-- ASSIGNMENT --
Look through the data below and show every line that includes "choices".

-- INFORMATION SHOWN --
BEGIN

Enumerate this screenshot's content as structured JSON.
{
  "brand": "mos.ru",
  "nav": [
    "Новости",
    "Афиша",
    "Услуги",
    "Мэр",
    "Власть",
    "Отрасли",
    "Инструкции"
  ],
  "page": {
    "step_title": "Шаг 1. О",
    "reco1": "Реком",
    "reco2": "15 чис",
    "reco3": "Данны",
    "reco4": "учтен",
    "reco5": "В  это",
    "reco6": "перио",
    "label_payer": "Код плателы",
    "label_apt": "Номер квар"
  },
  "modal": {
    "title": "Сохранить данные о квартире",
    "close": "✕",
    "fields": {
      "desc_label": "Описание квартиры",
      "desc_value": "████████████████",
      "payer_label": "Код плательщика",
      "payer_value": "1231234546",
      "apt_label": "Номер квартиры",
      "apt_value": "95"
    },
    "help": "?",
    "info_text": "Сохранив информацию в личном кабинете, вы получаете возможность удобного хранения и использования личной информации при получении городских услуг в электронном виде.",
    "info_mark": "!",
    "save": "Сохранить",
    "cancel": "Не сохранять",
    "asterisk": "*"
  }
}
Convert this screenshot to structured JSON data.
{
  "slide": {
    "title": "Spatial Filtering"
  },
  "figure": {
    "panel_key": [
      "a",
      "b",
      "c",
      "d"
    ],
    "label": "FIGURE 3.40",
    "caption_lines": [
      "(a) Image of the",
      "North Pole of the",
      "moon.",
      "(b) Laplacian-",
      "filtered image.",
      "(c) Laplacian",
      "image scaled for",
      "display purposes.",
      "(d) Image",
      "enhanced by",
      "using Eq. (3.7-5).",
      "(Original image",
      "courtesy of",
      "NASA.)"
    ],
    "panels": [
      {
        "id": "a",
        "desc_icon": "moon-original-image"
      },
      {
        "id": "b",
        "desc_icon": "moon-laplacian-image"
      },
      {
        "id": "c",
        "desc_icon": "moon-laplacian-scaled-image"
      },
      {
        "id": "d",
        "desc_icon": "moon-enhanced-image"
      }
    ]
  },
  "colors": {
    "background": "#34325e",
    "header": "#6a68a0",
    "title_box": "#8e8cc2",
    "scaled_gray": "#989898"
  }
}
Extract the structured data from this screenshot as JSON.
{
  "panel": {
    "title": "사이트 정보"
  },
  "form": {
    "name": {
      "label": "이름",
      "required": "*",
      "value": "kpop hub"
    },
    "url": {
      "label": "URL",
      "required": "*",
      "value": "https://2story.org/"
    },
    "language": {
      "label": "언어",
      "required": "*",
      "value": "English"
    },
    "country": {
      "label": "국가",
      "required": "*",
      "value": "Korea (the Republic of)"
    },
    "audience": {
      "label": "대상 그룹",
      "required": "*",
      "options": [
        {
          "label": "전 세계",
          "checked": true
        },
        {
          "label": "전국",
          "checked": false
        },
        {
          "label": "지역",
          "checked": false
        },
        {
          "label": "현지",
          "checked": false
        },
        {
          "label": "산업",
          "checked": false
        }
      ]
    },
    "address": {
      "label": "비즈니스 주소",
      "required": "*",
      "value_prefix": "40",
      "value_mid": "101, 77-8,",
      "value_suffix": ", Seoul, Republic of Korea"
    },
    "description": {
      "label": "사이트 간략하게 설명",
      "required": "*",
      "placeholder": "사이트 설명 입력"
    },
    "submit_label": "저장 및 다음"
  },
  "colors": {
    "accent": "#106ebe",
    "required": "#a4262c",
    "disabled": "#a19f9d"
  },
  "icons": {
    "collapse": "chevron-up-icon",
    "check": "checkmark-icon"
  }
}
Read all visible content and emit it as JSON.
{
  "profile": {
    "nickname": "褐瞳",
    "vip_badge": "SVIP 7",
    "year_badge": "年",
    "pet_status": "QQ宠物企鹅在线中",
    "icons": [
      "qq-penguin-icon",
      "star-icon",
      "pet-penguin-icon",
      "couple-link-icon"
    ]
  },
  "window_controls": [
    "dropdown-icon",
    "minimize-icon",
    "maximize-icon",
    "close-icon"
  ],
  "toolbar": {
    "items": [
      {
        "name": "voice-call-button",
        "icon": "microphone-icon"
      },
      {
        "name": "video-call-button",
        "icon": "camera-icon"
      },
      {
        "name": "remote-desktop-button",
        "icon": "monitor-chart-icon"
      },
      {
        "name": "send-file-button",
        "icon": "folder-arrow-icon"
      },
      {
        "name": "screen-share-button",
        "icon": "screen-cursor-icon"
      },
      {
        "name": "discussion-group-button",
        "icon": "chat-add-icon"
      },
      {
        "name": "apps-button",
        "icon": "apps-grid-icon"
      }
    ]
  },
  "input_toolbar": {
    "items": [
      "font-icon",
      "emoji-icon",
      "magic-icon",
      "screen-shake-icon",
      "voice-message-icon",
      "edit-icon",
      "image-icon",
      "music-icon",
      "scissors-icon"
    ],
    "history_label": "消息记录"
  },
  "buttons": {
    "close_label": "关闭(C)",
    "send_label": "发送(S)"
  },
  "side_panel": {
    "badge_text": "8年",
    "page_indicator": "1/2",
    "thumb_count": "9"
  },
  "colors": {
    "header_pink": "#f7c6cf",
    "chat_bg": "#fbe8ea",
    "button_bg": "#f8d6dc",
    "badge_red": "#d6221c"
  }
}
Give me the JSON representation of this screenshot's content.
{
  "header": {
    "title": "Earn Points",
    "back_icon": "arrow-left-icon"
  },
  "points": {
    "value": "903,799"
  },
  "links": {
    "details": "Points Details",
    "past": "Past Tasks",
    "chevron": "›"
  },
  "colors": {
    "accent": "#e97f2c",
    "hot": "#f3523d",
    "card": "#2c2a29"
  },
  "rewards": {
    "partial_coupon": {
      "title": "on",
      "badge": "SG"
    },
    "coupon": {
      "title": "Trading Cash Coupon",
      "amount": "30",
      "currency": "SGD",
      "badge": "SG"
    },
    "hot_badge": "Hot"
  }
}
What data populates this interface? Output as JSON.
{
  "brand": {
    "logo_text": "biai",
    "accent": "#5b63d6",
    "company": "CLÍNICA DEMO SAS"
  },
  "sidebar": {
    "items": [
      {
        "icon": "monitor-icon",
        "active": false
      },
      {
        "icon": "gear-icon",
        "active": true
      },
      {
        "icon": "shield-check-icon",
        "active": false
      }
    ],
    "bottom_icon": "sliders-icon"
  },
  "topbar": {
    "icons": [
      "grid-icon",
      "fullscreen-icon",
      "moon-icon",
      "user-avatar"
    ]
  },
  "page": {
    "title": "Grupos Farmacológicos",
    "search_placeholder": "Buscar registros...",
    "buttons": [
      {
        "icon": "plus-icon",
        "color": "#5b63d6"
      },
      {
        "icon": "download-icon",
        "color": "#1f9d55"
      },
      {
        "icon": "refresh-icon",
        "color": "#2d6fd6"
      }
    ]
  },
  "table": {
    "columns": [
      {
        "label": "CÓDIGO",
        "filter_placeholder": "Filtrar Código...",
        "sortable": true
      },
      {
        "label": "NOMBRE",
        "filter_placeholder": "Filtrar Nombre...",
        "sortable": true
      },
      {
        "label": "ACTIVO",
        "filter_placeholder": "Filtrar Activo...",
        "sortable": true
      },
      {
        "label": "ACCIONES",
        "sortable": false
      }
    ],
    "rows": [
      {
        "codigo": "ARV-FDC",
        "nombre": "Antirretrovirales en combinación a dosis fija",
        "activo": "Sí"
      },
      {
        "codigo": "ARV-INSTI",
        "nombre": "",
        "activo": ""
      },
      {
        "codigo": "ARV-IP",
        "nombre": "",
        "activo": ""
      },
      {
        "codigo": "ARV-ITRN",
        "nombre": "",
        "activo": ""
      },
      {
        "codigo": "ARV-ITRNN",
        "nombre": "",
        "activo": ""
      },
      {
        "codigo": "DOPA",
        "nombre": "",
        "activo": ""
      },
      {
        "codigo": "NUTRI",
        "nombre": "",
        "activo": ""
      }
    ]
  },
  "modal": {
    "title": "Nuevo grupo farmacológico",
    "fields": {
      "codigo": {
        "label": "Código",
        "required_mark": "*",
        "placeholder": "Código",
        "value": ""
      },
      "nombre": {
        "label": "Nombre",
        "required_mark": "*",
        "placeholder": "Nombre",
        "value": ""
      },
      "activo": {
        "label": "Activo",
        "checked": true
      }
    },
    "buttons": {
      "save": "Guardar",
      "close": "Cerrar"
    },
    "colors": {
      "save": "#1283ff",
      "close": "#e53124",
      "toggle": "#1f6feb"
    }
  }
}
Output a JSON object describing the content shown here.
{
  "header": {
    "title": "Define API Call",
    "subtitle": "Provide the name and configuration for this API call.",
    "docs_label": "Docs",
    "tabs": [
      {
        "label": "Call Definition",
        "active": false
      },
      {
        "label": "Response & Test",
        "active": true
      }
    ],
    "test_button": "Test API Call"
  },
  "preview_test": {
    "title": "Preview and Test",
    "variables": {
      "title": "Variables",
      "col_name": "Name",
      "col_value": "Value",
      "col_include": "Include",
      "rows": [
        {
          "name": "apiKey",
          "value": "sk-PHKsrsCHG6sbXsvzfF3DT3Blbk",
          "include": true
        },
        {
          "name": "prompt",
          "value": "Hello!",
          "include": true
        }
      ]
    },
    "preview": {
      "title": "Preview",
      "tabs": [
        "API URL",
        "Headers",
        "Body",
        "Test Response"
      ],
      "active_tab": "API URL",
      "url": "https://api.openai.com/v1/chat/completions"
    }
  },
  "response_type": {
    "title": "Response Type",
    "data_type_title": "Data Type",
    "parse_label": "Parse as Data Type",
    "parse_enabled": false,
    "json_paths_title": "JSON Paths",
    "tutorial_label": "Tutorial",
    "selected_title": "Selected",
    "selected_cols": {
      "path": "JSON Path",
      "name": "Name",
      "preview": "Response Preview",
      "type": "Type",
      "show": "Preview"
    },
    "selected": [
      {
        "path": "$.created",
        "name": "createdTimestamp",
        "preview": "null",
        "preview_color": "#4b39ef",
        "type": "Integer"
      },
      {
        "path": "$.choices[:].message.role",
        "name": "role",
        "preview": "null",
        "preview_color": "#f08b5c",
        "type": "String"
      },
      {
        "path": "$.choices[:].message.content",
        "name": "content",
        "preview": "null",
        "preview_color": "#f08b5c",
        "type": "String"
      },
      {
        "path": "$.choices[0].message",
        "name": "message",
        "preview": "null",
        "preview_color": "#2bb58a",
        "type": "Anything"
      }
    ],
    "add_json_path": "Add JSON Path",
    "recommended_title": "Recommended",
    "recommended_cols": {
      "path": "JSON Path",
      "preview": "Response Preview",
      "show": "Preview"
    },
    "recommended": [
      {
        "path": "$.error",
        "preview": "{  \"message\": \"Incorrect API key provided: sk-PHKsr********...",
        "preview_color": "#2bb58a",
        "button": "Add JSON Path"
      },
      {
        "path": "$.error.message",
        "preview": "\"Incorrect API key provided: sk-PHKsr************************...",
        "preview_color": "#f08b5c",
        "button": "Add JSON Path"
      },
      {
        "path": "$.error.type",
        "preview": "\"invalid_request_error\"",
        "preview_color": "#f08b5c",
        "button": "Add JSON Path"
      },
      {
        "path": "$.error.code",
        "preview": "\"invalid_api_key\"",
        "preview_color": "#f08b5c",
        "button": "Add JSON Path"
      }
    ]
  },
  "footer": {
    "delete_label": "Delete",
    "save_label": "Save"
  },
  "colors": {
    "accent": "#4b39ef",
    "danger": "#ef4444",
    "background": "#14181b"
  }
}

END

-- RESPONSE AREA --
        "path": "$.choices[:].message.role",
        "path": "$.choices[:].message.content",
        "path": "$.choices[0].message",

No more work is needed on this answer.